A Study of Indigenous Boys and Men

by Bryn McKinley Jones Brayboy; Jessica A. Solyom

Aug 1, 2017

The authors highlight community programs that promote the education and well-being of Native men and boys. The findings and recommendations capture the breadth and depth of educational experiences among Indigenous men and boys. In addition, the authors identify guiding principles that might not otherwise be included in archival data or as educational tactics, such as cultural practices (i.e., spirituality) in intervention(s), personal, and emotional influences, and other individualized details regarding educational access, persistence, and attainment.

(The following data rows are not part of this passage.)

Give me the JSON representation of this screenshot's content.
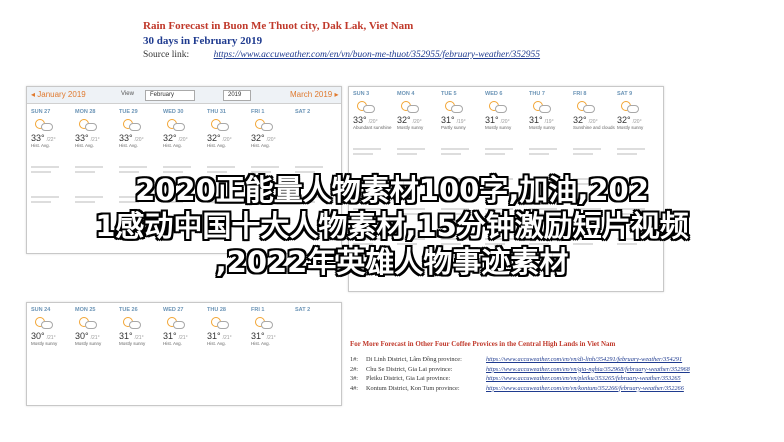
{
  "header": {
    "title": "Rain Forecast in Buon Me Thuot city, Dak Lak, Viet Nam",
    "subtitle": "30 days in February 2019",
    "source_label": "Source link:",
    "source_url": "https://www.accuweather.com/en/vn/buon-me-thuot/352955/february-weather/352955"
  },
  "calendar": {
    "prev_month": "January 2019",
    "view_label": "View",
    "month_select": "February",
    "year_select": "2019",
    "next_month": "March 2019"
  },
  "top_left_days": [
    {
      "d": "SUN 27",
      "t": "33°",
      "lo": "/22°",
      "ds": "Hist. Avg."
    },
    {
      "d": "MON 28",
      "t": "33°",
      "lo": "/21°",
      "ds": "Hist. Avg."
    },
    {
      "d": "TUE 29",
      "t": "33°",
      "lo": "/20°",
      "ds": "Hist. Avg."
    },
    {
      "d": "WED 30",
      "t": "32°",
      "lo": "/20°",
      "ds": "Hist. Avg."
    },
    {
      "d": "THU 31",
      "t": "32°",
      "lo": "/20°",
      "ds": "Hist. Avg."
    },
    {
      "d": "FRI 1",
      "t": "32°",
      "lo": "/20°",
      "ds": "Hist. Avg."
    },
    {
      "d": "SAT 2",
      "t": "",
      "lo": "",
      "ds": ""
    }
  ],
  "top_right_days": [
    {
      "d": "SUN 3",
      "t": "33°",
      "lo": "/20°",
      "ds": "Abundant sunshine"
    },
    {
      "d": "MON 4",
      "t": "32°",
      "lo": "/20°",
      "ds": "Mostly sunny"
    },
    {
      "d": "TUE 5",
      "t": "31°",
      "lo": "/19°",
      "ds": "Partly sunny"
    },
    {
      "d": "WED 6",
      "t": "31°",
      "lo": "/20°",
      "ds": "Mostly sunny"
    },
    {
      "d": "THU 7",
      "t": "31°",
      "lo": "/19°",
      "ds": "Mostly sunny"
    },
    {
      "d": "FRI 8",
      "t": "32°",
      "lo": "/20°",
      "ds": "Sunshine and clouds"
    },
    {
      "d": "SAT 9",
      "t": "32°",
      "lo": "/20°",
      "ds": "Mostly sunny"
    }
  ],
  "bottom_days": [
    {
      "d": "SUN 24",
      "t": "30°",
      "lo": "/21°",
      "ds": "Mostly sunny"
    },
    {
      "d": "MON 25",
      "t": "30°",
      "lo": "/21°",
      "ds": "Mostly sunny"
    },
    {
      "d": "TUE 26",
      "t": "31°",
      "lo": "/21°",
      "ds": "Mostly sunny"
    },
    {
      "d": "WED 27",
      "t": "31°",
      "lo": "/21°",
      "ds": "Hist. Avg."
    },
    {
      "d": "THU 28",
      "t": "31°",
      "lo": "/21°",
      "ds": "Hist. Avg."
    },
    {
      "d": "FRI 1",
      "t": "31°",
      "lo": "/21°",
      "ds": "Hist. Avg."
    },
    {
      "d": "SAT 2",
      "t": "",
      "lo": "",
      "ds": ""
    }
  ],
  "more": {
    "heading": "For More Forecast in Other Four Coffee Provices in the Central High Lands in Viet Nam",
    "rows": [
      {
        "n": "1#:",
        "name": "Di Linh District, Lâm Đồng province:",
        "url": "https://www.accuweather.com/en/vn/di-linh/354291/february-weather/354291"
      },
      {
        "n": "2#:",
        "name": "Chu Se District, Gia Lai province:",
        "url": "https://www.accuweather.com/en/vn/gia-nghia/352968/february-weather/352968"
      },
      {
        "n": "3#:",
        "name": "Pleiku District, Gia Lai province:",
        "url": "https://www.accuweather.com/en/vn/pleiku/353265/february-weather/353265"
      },
      {
        "n": "4#:",
        "name": "Kontum District, Kon Tum province:",
        "url": "https://www.accuweather.com/en/vn/kontum/352266/february-weather/352266"
      }
    ]
  },
  "watermark": {
    "line1": "2020正能量人物素材100字,加油,202",
    "line2": "1感动中国十大人物素材,15分钟激励短片视频",
    "line3": ",2022年英雄人物事迹素材"
  }
}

  • There must be a more systemic, systematic, and intentional effort to collect data, including by oversampling for American Indian, Alaska Native, and Native Hawaiian peoples.
  • Agencies find ways to link data sets and resources. Life is not simply about what happens in school or an individual’s (or group’s) engagement with the justice system alone.
  • Create Native cultural centers on college campuses will allow young men there to both have a refuge from the daily stressors of being on campuses that are often hostile to them, and to engage in community building.
  • Open new funding streams that will allow researchers opportunities to explore the current state of education, health (both mental and physical), culture and linguistic, justice-related, suicidality, labor, nutrition, and housing for Indigenous peoples more generally and Indigenous boys and men more specifically.
  • Institutions and researchers must be deliberate and intentional in examining and exploring the current state of Indigenous boys and men.